As a corrective measure, I have strenuously advocated since 2011 that the post-NRM government must be an all inclusive transitional one led by a presidential team to give a sense of shared responsibility at the highest political level in the land. There is complaint which is getting louder that presidents have come from two regions. During the transitional period every region must be represented at the presidential level. Then during the national convention debate Ugandans should decide how they want to be governed at the central, regional and local levels.

People who have criticized me as sectarian or worse when I express these views are those who want to maintain the status quo because it has disproportionately benefited them.

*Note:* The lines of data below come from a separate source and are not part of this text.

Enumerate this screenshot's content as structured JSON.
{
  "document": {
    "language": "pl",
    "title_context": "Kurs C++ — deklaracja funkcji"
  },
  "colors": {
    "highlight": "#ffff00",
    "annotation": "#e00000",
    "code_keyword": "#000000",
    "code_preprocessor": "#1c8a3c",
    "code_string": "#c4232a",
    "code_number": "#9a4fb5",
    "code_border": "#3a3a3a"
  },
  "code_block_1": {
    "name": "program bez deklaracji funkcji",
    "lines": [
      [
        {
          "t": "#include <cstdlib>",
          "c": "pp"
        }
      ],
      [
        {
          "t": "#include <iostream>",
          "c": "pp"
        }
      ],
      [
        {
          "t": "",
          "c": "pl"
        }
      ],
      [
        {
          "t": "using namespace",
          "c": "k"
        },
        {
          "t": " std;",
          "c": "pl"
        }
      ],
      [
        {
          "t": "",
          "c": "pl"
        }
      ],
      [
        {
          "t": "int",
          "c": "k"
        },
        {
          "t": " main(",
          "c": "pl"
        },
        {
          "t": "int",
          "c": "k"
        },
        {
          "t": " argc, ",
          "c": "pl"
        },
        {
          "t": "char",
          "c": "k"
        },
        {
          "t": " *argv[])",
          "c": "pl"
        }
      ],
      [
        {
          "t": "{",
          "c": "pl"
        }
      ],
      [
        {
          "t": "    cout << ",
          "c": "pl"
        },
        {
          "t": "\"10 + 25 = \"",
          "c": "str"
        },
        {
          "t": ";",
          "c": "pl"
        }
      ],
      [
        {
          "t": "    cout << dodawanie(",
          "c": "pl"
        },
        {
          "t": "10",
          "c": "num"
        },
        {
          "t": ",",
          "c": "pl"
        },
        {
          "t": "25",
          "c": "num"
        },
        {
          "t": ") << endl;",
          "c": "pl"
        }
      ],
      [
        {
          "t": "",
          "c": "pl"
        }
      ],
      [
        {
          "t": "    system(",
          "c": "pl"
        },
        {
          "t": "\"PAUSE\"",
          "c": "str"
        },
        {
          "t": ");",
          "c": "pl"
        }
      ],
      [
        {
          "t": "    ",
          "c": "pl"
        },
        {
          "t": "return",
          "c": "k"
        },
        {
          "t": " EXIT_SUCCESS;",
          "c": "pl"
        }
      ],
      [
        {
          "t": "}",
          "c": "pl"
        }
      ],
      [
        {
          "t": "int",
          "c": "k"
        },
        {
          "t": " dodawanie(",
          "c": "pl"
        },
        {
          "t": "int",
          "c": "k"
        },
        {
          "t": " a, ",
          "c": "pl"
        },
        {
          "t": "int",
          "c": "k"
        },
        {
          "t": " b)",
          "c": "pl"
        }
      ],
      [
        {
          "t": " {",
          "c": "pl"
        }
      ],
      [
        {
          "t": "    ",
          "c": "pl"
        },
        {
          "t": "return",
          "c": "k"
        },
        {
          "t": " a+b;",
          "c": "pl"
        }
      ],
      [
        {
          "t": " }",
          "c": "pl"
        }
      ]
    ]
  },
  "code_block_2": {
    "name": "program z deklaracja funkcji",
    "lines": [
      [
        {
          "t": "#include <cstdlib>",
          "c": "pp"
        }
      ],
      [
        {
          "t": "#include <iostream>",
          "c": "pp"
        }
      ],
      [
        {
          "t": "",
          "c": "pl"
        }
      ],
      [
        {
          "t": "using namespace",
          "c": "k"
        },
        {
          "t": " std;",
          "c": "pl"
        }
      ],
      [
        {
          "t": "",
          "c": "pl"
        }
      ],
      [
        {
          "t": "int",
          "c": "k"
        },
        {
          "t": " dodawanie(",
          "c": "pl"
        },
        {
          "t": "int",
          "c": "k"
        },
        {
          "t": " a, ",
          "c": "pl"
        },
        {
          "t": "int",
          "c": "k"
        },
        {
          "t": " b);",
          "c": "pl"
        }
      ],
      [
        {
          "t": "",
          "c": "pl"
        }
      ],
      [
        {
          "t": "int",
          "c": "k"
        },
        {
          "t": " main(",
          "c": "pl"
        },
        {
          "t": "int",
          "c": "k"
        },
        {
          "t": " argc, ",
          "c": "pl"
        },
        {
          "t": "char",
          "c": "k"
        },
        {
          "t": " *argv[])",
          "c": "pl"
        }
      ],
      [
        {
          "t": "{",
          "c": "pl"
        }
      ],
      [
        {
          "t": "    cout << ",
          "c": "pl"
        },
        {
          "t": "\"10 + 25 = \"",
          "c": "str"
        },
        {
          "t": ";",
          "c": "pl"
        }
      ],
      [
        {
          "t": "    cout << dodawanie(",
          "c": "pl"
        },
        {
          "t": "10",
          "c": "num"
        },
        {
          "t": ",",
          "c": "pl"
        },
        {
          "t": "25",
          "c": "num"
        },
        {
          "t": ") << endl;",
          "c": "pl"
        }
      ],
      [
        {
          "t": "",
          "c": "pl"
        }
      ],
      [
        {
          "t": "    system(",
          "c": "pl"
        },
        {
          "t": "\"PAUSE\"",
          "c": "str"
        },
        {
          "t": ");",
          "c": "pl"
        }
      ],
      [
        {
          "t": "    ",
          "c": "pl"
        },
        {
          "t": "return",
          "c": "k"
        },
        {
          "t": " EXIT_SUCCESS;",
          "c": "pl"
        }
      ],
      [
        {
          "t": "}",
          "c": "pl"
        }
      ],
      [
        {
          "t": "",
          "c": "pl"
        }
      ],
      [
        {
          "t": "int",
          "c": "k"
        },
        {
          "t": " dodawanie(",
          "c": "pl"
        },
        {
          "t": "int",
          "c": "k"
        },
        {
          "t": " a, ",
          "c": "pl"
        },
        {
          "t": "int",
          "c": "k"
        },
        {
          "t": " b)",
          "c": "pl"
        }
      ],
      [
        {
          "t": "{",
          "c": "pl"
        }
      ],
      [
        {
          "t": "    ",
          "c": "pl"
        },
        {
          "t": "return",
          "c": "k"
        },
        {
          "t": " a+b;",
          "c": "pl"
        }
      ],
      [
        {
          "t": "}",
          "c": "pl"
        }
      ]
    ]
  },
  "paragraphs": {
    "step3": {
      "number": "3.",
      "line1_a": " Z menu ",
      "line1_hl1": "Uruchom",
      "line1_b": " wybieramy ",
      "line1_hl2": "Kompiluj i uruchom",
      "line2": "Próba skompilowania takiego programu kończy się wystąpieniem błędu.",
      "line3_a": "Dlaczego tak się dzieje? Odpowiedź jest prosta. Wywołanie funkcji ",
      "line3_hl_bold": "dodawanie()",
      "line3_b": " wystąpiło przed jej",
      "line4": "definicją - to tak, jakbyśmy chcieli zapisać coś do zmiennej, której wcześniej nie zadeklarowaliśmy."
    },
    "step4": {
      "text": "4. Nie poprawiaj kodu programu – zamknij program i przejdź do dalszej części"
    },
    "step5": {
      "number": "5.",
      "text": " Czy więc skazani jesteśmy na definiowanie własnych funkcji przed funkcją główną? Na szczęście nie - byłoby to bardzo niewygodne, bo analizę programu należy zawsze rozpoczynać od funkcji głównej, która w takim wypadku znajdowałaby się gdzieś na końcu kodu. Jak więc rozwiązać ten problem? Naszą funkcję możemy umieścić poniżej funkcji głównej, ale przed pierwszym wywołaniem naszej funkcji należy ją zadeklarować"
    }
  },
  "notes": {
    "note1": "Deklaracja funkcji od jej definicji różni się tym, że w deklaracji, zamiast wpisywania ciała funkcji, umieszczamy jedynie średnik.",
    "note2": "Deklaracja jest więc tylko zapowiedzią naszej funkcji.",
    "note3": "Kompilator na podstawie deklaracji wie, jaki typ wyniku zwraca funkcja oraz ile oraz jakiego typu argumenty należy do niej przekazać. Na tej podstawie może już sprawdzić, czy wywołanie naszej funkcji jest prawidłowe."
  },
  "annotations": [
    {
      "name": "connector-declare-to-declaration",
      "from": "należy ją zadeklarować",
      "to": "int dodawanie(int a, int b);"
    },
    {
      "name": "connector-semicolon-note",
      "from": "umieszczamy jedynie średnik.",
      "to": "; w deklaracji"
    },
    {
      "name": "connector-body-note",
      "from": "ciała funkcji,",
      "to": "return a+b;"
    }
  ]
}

Maintaining the status quo is simply unsustainable.

Let me say a few words about my role as a uniter and not a divider of people and those in doubt can check the record.

To be appointed a prefect reflected quality as a uniter of students. I was appointed a prefect at Butobere School (O Level) and at Ntare School (A Level). At Butobere I was also appointed a Scouts Troop Leader to unite the students in this extra curriculum activity.

While at Butobere School, I was elected president of Rujumbura students association at a time when the association was experiencing serious ethnic rivalries shortly after independence.

At the University of California, Berkeley campus, I was elected president of the African Students Association when members were divided over the Vietnam War.

At UNDP in Lusaka, Zambia I was elected chairperson of UN Staff Association when there were problems between internationally recruited and locally recruited staff.

In Lusaka I was a cofounder of Uganda Unity Group (UUG) of members from all regions of Uganda and we were admitted at the Moshi conference of 1979.

At UNDP in New York, I was a cofounder of Amicale to smoothen relations of African staff members from different regions.

Clearly this is not the profile of a divider of people. In carrying out my uniting responsibilities I have always – without favor or fear – pointed out the real cause of the problem. And this is exactly what I am trying to do as we struggle to unseat a failed NRM government through non-violent resistance in the first instance.

To sum up, we need a balance in the politics of Uganda and leadership that understands the root cause of the problem and how to fix it and then unite the people of Uganda on a sustained basis. Sweeping problems under the carpet for short-term gains isn’t a solution in the long-term. The intra-ethnic politics we have had since independence is unacceptable and has to be addressed without further delay in the interest of all the people of Uganda, not just a few.